questionnaire is available upon request.
    FDA estimates the burden of this collection of information as 
follows:

[[Page 71623]]



                                                     Table 1--Estimated Annual Reporting Burden \1\
--------------------------------------------------------------------------------------------------------------------------------------------------------
                                                                  Number of
 Eye tracking study of DTC prescription drug      Number of    responses  per   Total  annual        Average  burden per  response          Total hours
            advertisement viewing                respondents      respondent      responses
--------------------------------------------------------------------------------------------------------------------------------------------------------
Pilot study screener.........................             200               1             200  0.03 (2 minutes).........................               6
Main study screener..........................           2,000               1           2,000  0.03 (2 minutes).........................              60
Pilot study..................................              30               1              30  1........................................              30
Main study...................................             300               1             300  0.50 (30 minutes)........................             150
                                              ----------------------------------------------------------------------------------------------------------
    Total....................................  ..............  ..............  ..............  .........................................             246
--------------------------------------------------------------------------------------------------------------------------------------------------------
\1\ There are no capital costs or operating and maintenance costs associated with this collection of information.

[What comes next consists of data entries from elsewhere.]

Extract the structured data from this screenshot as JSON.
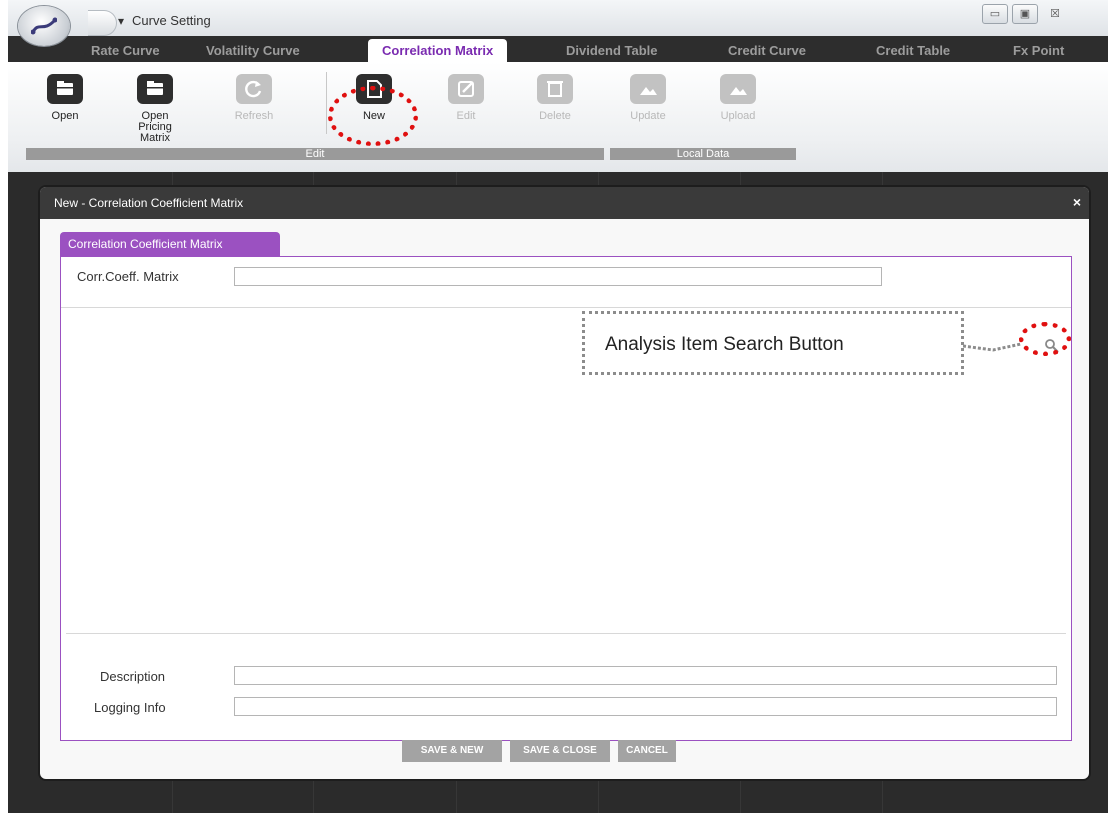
{
  "titlebar": {
    "title": "Curve Setting",
    "qa_menu": "▾",
    "minimize": "▭",
    "maximize": "▣",
    "close": "☒"
  },
  "tabs": [
    {
      "label": "Rate Curve",
      "active": false
    },
    {
      "label": "Volatility Curve",
      "active": false
    },
    {
      "label": "Correlation Matrix",
      "active": true
    },
    {
      "label": "Dividend Table",
      "active": false
    },
    {
      "label": "Credit Curve",
      "active": false
    },
    {
      "label": "Credit Table",
      "active": false
    },
    {
      "label": "Fx Point",
      "active": false
    }
  ],
  "ribbon": {
    "open": "Open",
    "open_pricing": "Open Pricing Matrix",
    "refresh": "Refresh",
    "new": "New",
    "edit": "Edit",
    "delete": "Delete",
    "update": "Update",
    "upload": "Upload",
    "group_edit": "Edit",
    "group_local": "Local Data"
  },
  "dialog": {
    "title": "New - Correlation Coefficient Matrix",
    "close": "×",
    "panel_tab": "Correlation Coefficient Matrix",
    "corr_label": "Corr.Coeff. Matrix",
    "corr_value": "",
    "description_label": "Description",
    "description_value": "",
    "logging_label": "Logging Info",
    "logging_value": "",
    "save_new": "SAVE & NEW",
    "save_close": "SAVE & CLOSE",
    "cancel": "CANCEL"
  },
  "annotation": {
    "callout": "Analysis Item Search Button",
    "color": "#e01010"
  }
}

    Dated: November 22, 2013.
Leslie Kux,
Assistant Commissioner for Policy.
[FR Doc. 2013-28599 Filed 11-27-13; 8:45 am]
BILLING CODE 4160-01-P